## Your task:
Every record below should be repeated exactly. Omit the pictures.

## Recorded data:
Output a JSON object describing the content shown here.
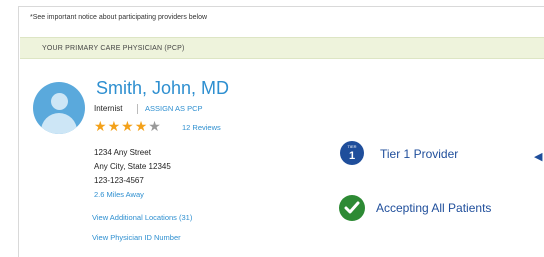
{
  "notice": "*See important notice about participating providers below",
  "pcp_bar": {
    "label": "YOUR PRIMARY CARE PHYSICIAN (PCP)"
  },
  "provider": {
    "name": "Smith, John, MD",
    "specialty": "Internist",
    "assign_link": "ASSIGN AS PCP",
    "rating": 4,
    "rating_max": 5,
    "reviews": "12 Reviews",
    "address_line1": "1234 Any Street",
    "address_line2": "Any City, State 12345",
    "phone": "123-123-4567",
    "distance": "2.6 Miles Away",
    "locations_link": "View Additional Locations (31)",
    "id_link": "View Physician ID Number"
  },
  "badges": {
    "tier_icon_top": "TIER",
    "tier_icon_num": "1",
    "tier_label": "Tier 1 Provider",
    "accepting_label": "Accepting All Patients"
  },
  "colors": {
    "link": "#2e8fd0",
    "tier": "#1f4e9b",
    "check": "#2d8a34",
    "star": "#f3a11a",
    "pcp_bar": "#eef3dc"
  },
  "icons": {
    "avatar": "user-avatar-icon",
    "tier": "tier-badge-icon",
    "check": "check-circle-icon",
    "star": "star-icon",
    "arrow": "chevron-left-icon"
  }
}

## Task output:
Output a JSON object describing the content shown here.
{
  "notice": "*See important notice about participating providers below",
  "pcp_bar": {
    "label": "YOUR PRIMARY CARE PHYSICIAN (PCP)"
  },
  "provider": {
    "name": "Smith, John, MD",
    "specialty": "Internist",
    "assign_link": "ASSIGN AS PCP",
    "rating": 4,
    "rating_max": 5,
    "reviews": "12 Reviews",
    "address_line1": "1234 Any Street",
    "address_line2": "Any City, State 12345",
    "phone": "123-123-4567",
    "distance": "2.6 Miles Away",
    "locations_link": "View Additional Locations (31)",
    "id_link": "View Physician ID Number"
  },
  "badges": {
    "tier_icon_top": "TIER",
    "tier_icon_num": "1",
    "tier_label": "Tier 1 Provider",
    "accepting_label": "Accepting All Patients"
  },
  "colors": {
    "link": "#2e8fd0",
    "tier": "#1f4e9b",
    "check": "#2d8a34",
    "star": "#f3a11a",
    "pcp_bar": "#eef3dc"
  },
  "icons": {
    "avatar": "user-avatar-icon",
    "tier": "tier-badge-icon",
    "check": "check-circle-icon",
    "star": "star-icon",
    "arrow": "chevron-left-icon"
  }
}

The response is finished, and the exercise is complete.